──────── Provided data

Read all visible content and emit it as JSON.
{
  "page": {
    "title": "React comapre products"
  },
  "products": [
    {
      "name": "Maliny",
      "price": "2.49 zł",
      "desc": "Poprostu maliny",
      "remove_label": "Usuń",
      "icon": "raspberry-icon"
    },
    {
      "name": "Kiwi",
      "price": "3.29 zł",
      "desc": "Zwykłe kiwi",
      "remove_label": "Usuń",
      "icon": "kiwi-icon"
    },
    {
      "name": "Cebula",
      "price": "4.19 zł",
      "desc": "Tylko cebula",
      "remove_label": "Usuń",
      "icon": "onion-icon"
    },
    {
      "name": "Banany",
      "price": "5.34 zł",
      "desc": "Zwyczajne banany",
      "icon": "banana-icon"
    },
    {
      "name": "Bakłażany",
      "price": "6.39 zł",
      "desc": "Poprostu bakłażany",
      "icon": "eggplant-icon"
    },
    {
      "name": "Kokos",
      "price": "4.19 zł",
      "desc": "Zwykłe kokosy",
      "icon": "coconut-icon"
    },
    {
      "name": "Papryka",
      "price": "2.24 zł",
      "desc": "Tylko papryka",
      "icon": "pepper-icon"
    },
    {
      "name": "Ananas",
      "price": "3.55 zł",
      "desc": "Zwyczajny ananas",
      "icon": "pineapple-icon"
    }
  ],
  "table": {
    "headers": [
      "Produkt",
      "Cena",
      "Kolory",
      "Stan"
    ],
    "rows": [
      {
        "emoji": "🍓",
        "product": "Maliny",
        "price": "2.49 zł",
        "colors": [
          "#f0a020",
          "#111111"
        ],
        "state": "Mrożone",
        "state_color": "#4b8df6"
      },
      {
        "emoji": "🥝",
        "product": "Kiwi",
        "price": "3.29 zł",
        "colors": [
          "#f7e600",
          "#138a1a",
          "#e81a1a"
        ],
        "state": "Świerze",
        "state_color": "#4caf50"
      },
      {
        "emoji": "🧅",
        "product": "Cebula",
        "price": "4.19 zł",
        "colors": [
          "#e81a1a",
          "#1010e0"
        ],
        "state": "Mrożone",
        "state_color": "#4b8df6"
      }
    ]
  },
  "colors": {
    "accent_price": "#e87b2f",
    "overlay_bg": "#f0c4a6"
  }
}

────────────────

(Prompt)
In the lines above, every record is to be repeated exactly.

(Answer for the task)
Read all visible content and emit it as JSON.
{
  "page": {
    "title": "React comapre products"
  },
  "products": [
    {
      "name": "Maliny",
      "price": "2.49 zł",
      "desc": "Poprostu maliny",
      "remove_label": "Usuń",
      "icon": "raspberry-icon"
    },
    {
      "name": "Kiwi",
      "price": "3.29 zł",
      "desc": "Zwykłe kiwi",
      "remove_label": "Usuń",
      "icon": "kiwi-icon"
    },
    {
      "name": "Cebula",
      "price": "4.19 zł",
      "desc": "Tylko cebula",
      "remove_label": "Usuń",
      "icon": "onion-icon"
    },
    {
      "name": "Banany",
      "price": "5.34 zł",
      "desc": "Zwyczajne banany",
      "icon": "banana-icon"
    },
    {
      "name": "Bakłażany",
      "price": "6.39 zł",
      "desc": "Poprostu bakłażany",
      "icon": "eggplant-icon"
    },
    {
      "name": "Kokos",
      "price": "4.19 zł",
      "desc": "Zwykłe kokosy",
      "icon": "coconut-icon"
    },
    {
      "name": "Papryka",
      "price": "2.24 zł",
      "desc": "Tylko papryka",
      "icon": "pepper-icon"
    },
    {
      "name": "Ananas",
      "price": "3.55 zł",
      "desc": "Zwyczajny ananas",
      "icon": "pineapple-icon"
    }
  ],
  "table": {
    "headers": [
      "Produkt",
      "Cena",
      "Kolory",
      "Stan"
    ],
    "rows": [
      {
        "emoji": "🍓",
        "product": "Maliny",
        "price": "2.49 zł",
        "colors": [
          "#f0a020",
          "#111111"
        ],
        "state": "Mrożone",
        "state_color": "#4b8df6"
      },
      {
        "emoji": "🥝",
        "product": "Kiwi",
        "price": "3.29 zł",
        "colors": [
          "#f7e600",
          "#138a1a",
          "#e81a1a"
        ],
        "state": "Świerze",
        "state_color": "#4caf50"
      },
      {
        "emoji": "🧅",
        "product": "Cebula",
        "price": "4.19 zł",
        "colors": [
          "#e81a1a",
          "#1010e0"
        ],
        "state": "Mrożone",
        "state_color": "#4b8df6"
      }
    ]
  },
  "colors": {
    "accent_price": "#e87b2f",
    "overlay_bg": "#f0c4a6"
  }
}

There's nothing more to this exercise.